intersection of the connecting lines provide the points for the faces of the
geodesic. (As diagrammed in http://phrogz.net/CSS/Geodesics/index.html#step5,
the 16 faces created by subdividing the primary face with frequency 3 can be
described as Aqm, qfm, qrf, rgf, rsg, szg, sBz, mfn, fhn, fgh, gyh, gzy, nho,
hxo, hyx, oxC. )

All points should be 'normalized', so that they are unit-distance from the
origin.

For extra points, ensure that the points for each face are always specified in
the same direction, clockwise or counter-clockwise when looking from the origin.
(The above list of faces are all specified in a clockwise direction.)

STARTER DATA

The points for the three primitives follow. (Solving for any one of them solves
for all of them.)

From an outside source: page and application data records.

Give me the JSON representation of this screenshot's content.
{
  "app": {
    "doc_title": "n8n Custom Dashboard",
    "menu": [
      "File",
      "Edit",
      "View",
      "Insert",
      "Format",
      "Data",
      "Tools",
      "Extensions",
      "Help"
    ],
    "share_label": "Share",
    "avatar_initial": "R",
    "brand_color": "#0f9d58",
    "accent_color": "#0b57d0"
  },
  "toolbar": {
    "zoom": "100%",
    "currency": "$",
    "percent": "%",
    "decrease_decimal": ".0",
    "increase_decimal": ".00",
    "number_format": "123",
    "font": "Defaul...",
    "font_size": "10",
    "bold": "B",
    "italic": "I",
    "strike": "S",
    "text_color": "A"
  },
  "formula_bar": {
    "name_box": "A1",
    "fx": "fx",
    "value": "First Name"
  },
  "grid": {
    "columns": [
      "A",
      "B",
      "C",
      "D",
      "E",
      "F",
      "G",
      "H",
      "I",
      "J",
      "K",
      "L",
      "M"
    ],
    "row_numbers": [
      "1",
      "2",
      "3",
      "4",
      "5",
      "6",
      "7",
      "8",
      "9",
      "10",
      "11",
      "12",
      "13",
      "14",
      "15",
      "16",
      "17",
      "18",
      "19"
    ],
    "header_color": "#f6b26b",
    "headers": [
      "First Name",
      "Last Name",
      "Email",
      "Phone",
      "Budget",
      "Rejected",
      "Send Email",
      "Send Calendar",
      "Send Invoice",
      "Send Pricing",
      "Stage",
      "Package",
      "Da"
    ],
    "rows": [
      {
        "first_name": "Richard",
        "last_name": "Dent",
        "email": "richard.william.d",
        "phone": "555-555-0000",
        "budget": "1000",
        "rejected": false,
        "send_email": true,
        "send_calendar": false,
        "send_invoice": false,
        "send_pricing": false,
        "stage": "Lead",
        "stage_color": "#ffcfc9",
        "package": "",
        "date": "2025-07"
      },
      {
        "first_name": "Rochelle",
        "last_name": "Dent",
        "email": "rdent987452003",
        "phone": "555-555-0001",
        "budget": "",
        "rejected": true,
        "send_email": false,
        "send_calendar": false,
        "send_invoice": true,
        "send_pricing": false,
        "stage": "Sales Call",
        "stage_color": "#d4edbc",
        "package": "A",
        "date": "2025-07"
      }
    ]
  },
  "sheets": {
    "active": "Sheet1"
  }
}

	SQRT2 = Math.sqrt(2)
	SQRT3 = Math.sqrt(3)
	TETRA_Q = SQRT2 / 3
	TETRA_R = 1.0 / 3
	TETRA_S = SQRT2 / SQRT3
	TETRA_T = 2 * SQRT2 / 3
	GOLDEN_MEAN = (Math.sqrt(5)+1)/2
	
	PRIMITIVES = {
		:tetrahedron => {
			:points => {
				'a' => Vector[ -TETRA_S, -TETRA_Q, -TETRA_R ],
				'b' => Vector[  TETRA_S, -TETRA_Q, -TETRA_R ],
				'c' => Vector[        0,  TETRA_T, -TETRA_R ],
				'd' => Vector[        0,        0,        1 ]
			},
			:faces => %w| acb abd adc dbc |
		},
		:octahedron => {
			:points => {
				'a' => Vector[  0,  0,  1 ],
				'b' => Vector[  1,  0,  0 ],
				'c' => Vector[  0, -1,  0 ],
				'd' => Vector[ -1,  0,  0 ],
				'e' => Vector[  0,  1,  0 ],
				'f' => Vector[  0,  0, -1 ]
			},
			:faces => %w| cba dca eda bea
						  def ebf bcf cdf |
		},
		:icosahedron => {
			:points => {
				'a' => Vector[  1,  GOLDEN_MEAN, 0 ],
				'b' => Vector[  1, -GOLDEN_MEAN, 0 ],
				'c' => Vector[ -1, -GOLDEN_MEAN, 0 ],
				'd' => Vector[ -1,  GOLDEN_MEAN, 0 ],
				'e' => Vector[  GOLDEN_MEAN, 0,  1 ],
				'f' => Vector[ -GOLDEN_MEAN, 0,  1 ],
				'g' => Vector[ -GOLDEN_MEAN, 0, -1 ],
				'h' => Vector[  GOLDEN_MEAN, 0, -1 ],
				'i' => Vector[ 0,  1,  GOLDEN_MEAN ],
				'j' => Vector[ 0,  1, -GOLDEN_MEAN ],
				'k' => Vector[ 0, -1, -GOLDEN_MEAN ],
				'l' => Vector[ 0, -1,  GOLDEN_MEAN ]
			},
			:faces => %w| iea iad idf ifl ile
						  eha ajd dgf fcl lbe
						  ebh ahj djg fgc lcb
						  khb kjh kgj kcg kbc |
		}
	}